We make design choices every day. From the way we arrange the furniture in our living room to the smartphone we buy, our purchases and our environment are influenced by design style.
With so much of our life shaped by design choices, it may be surprising to learn that nearly 2 out of 3 people think they have no sense of design at all.
The online survey “Do You Have Good Design Sense?” was conducted December 2013 using Google Consumer Surveys. GCS evaluated responses from 2,505 people and weighted the results by age, gender and region.
At BuildDirect, we recently ran a survey asking American consumers, “Do you have a good sense of design?” and found a surprising result — 64% said no. Among 2,500 responses, only 36% responded favorably.
Women Most Likely to Report Having Good Design Sense
According to the study, women are more confident in their design sense compared to how men feel about their abilities. Women identified as design savvy 39% of the time, versus just 34% of men.
Lower Wage Earners Least Likely to Identify as Having Design Sense
Income was another big predictor of whether or not one was likely to believe they possessed design sense. Individuals earning less than $24,000 per year identified in the affirmative just 28% of the time compared to the average of 37%.
What Affects Design Sense?
Survey results show that while income and gender affect an American’s self-proclaimed sense of design, age and environment appear to have almost no impact.
This suggests that a person’s perceived ability to judge good design is not based on experience. Nor is it based on regional identity — those living on the image-conscious West Coast were no more likely to express having design sense than those living in the Midwest.
What, then, affects personal confidence in our ability to judge design?
Americans Don’t Trust Their Own Design Abilities
While it can be argued that the world is full of ugly living rooms, it’s just as true that good design is a subjective assessment — constantly changing according to the whims of popular culture and current trends. One study found that, unless given strict criteria, even designers disagree when asked to judge good design.
If the definition of good design is malleable, why don’t more people believe in their innate ability to detect it?
What do you think?

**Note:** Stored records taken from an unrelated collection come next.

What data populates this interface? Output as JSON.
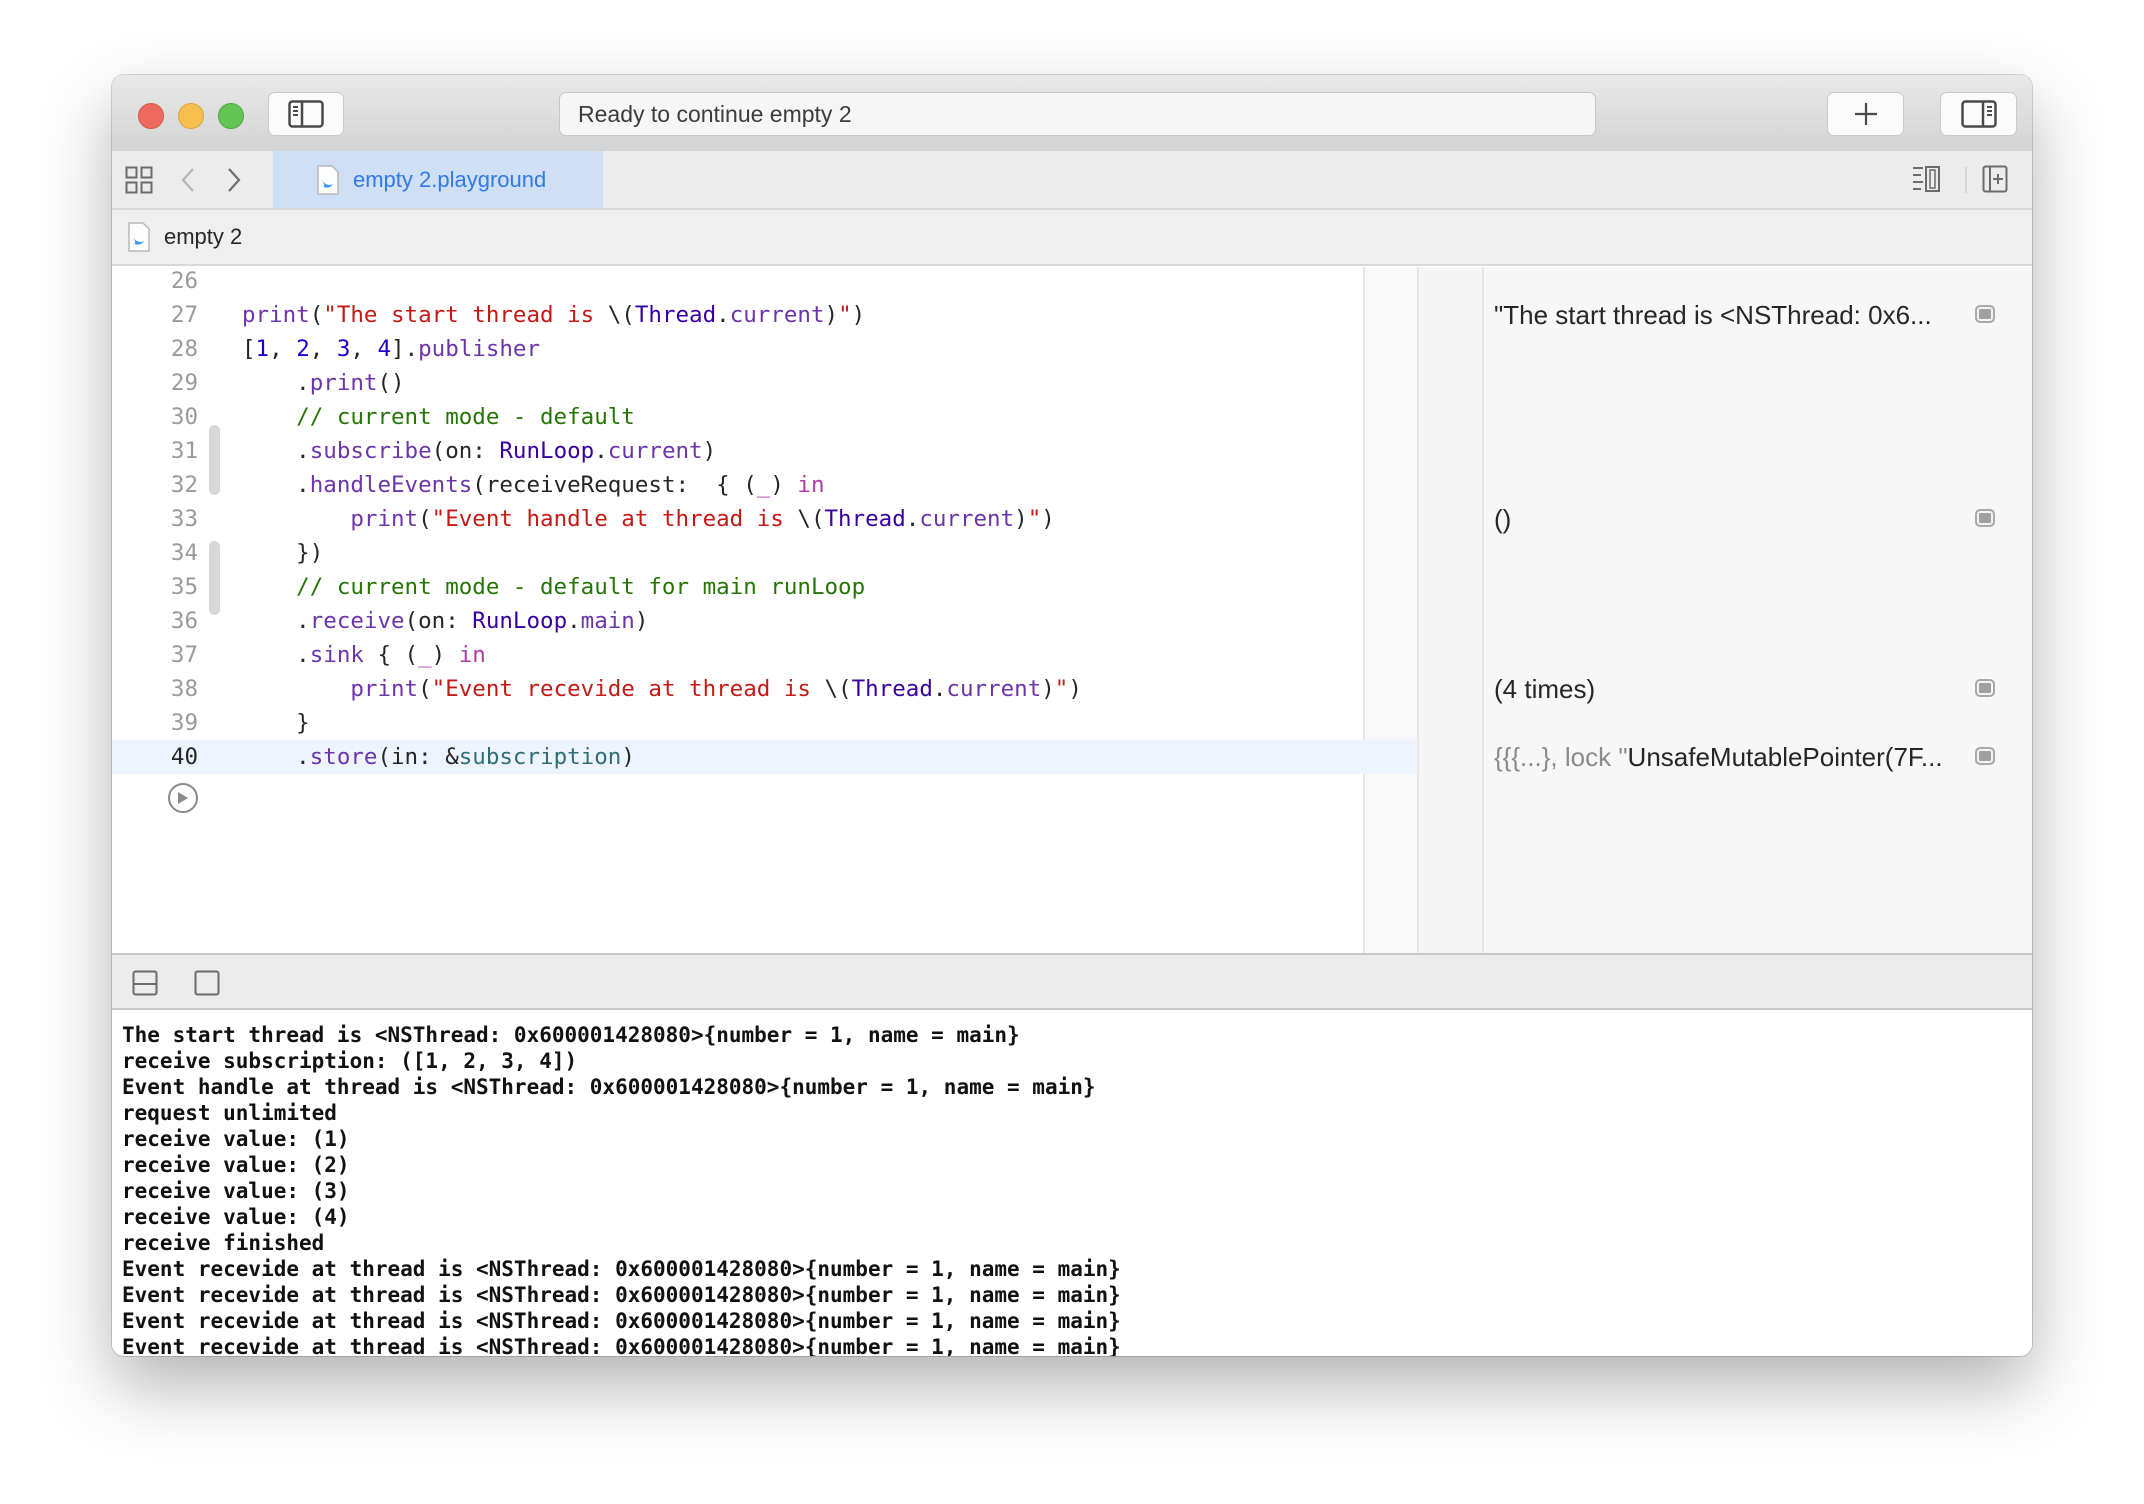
{
  "window": {
    "status_text": "Ready to continue empty 2",
    "buttons": {
      "navigator_toggle": "sidebar-left-icon",
      "library": "plus-icon",
      "inspector_toggle": "sidebar-right-icon"
    }
  },
  "tabbar": {
    "active_tab": "empty 2.playground",
    "nav_back": "chevron-left-icon",
    "nav_forward": "chevron-right-icon"
  },
  "jumpbar": {
    "item": "empty 2"
  },
  "editor": {
    "current_line": 40,
    "lines": [
      {
        "n": "26",
        "tokens": []
      },
      {
        "n": "27",
        "tokens": [
          [
            "c-fn",
            "print"
          ],
          [
            "c-plain",
            "("
          ],
          [
            "c-str",
            "\"The start thread is "
          ],
          [
            "c-plain",
            "\\("
          ],
          [
            "c-type",
            "Thread"
          ],
          [
            "c-plain",
            "."
          ],
          [
            "c-fn",
            "current"
          ],
          [
            "c-plain",
            ")"
          ],
          [
            "c-str",
            "\""
          ],
          [
            "c-plain",
            ")"
          ]
        ]
      },
      {
        "n": "28",
        "tokens": [
          [
            "c-plain",
            "["
          ],
          [
            "c-num",
            "1"
          ],
          [
            "c-plain",
            ", "
          ],
          [
            "c-num",
            "2"
          ],
          [
            "c-plain",
            ", "
          ],
          [
            "c-num",
            "3"
          ],
          [
            "c-plain",
            ", "
          ],
          [
            "c-num",
            "4"
          ],
          [
            "c-plain",
            "]."
          ],
          [
            "c-fn",
            "publisher"
          ]
        ]
      },
      {
        "n": "29",
        "tokens": [
          [
            "c-plain",
            "    ."
          ],
          [
            "c-fn",
            "print"
          ],
          [
            "c-plain",
            "()"
          ]
        ]
      },
      {
        "n": "30",
        "tokens": [
          [
            "c-cmt",
            "    // current mode - default"
          ]
        ]
      },
      {
        "n": "31",
        "tokens": [
          [
            "c-plain",
            "    ."
          ],
          [
            "c-fn",
            "subscribe"
          ],
          [
            "c-plain",
            "(on: "
          ],
          [
            "c-type",
            "RunLoop"
          ],
          [
            "c-plain",
            "."
          ],
          [
            "c-fn",
            "current"
          ],
          [
            "c-plain",
            ")"
          ]
        ]
      },
      {
        "n": "32",
        "tokens": [
          [
            "c-plain",
            "    ."
          ],
          [
            "c-fn",
            "handleEvents"
          ],
          [
            "c-plain",
            "(receiveRequest:  { ("
          ],
          [
            "c-kw",
            "_"
          ],
          [
            "c-plain",
            ") "
          ],
          [
            "c-kw",
            "in"
          ]
        ]
      },
      {
        "n": "33",
        "tokens": [
          [
            "c-plain",
            "        "
          ],
          [
            "c-fn",
            "print"
          ],
          [
            "c-plain",
            "("
          ],
          [
            "c-str",
            "\"Event handle at thread is "
          ],
          [
            "c-plain",
            "\\("
          ],
          [
            "c-type",
            "Thread"
          ],
          [
            "c-plain",
            "."
          ],
          [
            "c-fn",
            "current"
          ],
          [
            "c-plain",
            ")"
          ],
          [
            "c-str",
            "\""
          ],
          [
            "c-plain",
            ")"
          ]
        ]
      },
      {
        "n": "34",
        "tokens": [
          [
            "c-plain",
            "    })"
          ]
        ]
      },
      {
        "n": "35",
        "tokens": [
          [
            "c-cmt",
            "    // current mode - default for main runLoop"
          ]
        ]
      },
      {
        "n": "36",
        "tokens": [
          [
            "c-plain",
            "    ."
          ],
          [
            "c-fn",
            "receive"
          ],
          [
            "c-plain",
            "(on: "
          ],
          [
            "c-type",
            "RunLoop"
          ],
          [
            "c-plain",
            "."
          ],
          [
            "c-fn",
            "main"
          ],
          [
            "c-plain",
            ")"
          ]
        ]
      },
      {
        "n": "37",
        "tokens": [
          [
            "c-plain",
            "    ."
          ],
          [
            "c-fn",
            "sink"
          ],
          [
            "c-plain",
            " { ("
          ],
          [
            "c-kw",
            "_"
          ],
          [
            "c-plain",
            ") "
          ],
          [
            "c-kw",
            "in"
          ]
        ]
      },
      {
        "n": "38",
        "tokens": [
          [
            "c-plain",
            "        "
          ],
          [
            "c-fn",
            "print"
          ],
          [
            "c-plain",
            "("
          ],
          [
            "c-str",
            "\"Event recevide at thread is "
          ],
          [
            "c-plain",
            "\\("
          ],
          [
            "c-type",
            "Thread"
          ],
          [
            "c-plain",
            "."
          ],
          [
            "c-fn",
            "current"
          ],
          [
            "c-plain",
            ")"
          ],
          [
            "c-str",
            "\""
          ],
          [
            "c-plain",
            ")"
          ]
        ]
      },
      {
        "n": "39",
        "tokens": [
          [
            "c-plain",
            "    }"
          ]
        ]
      },
      {
        "n": "40",
        "tokens": [
          [
            "c-plain",
            "    ."
          ],
          [
            "c-fn",
            "store"
          ],
          [
            "c-plain",
            "(in: &"
          ],
          [
            "c-var",
            "subscription"
          ],
          [
            "c-plain",
            ")"
          ]
        ]
      }
    ],
    "run_button": "play-icon"
  },
  "results": [
    {
      "line": 27,
      "dim": "",
      "text": "\"The start thread is <NSThread: 0x6..."
    },
    {
      "line": 33,
      "dim": "",
      "text": "()"
    },
    {
      "line": 38,
      "dim": "",
      "text": "(4 times)"
    },
    {
      "line": 40,
      "dim": "{{{...}, lock \"",
      "text": "UnsafeMutablePointer(7F..."
    }
  ],
  "debugbar": {
    "hide_debug_area": "panel-bottom-icon",
    "show_variables": "square-icon"
  },
  "console": {
    "lines": [
      "The start thread is <NSThread: 0x600001428080>{number = 1, name = main}",
      "receive subscription: ([1, 2, 3, 4])",
      "Event handle at thread is <NSThread: 0x600001428080>{number = 1, name = main}",
      "request unlimited",
      "receive value: (1)",
      "receive value: (2)",
      "receive value: (3)",
      "receive value: (4)",
      "receive finished",
      "Event recevide at thread is <NSThread: 0x600001428080>{number = 1, name = main}",
      "Event recevide at thread is <NSThread: 0x600001428080>{number = 1, name = main}",
      "Event recevide at thread is <NSThread: 0x600001428080>{number = 1, name = main}",
      "Event recevide at thread is <NSThread: 0x600001428080>{number = 1, name = main}"
    ]
  }
}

Do people have an inaccurate view of their own design sense? Are we better at discerning good design that we give ourselves credit for? Or, should we rely on professionals to determine which design is in our best interest?
Tell me in the comments section!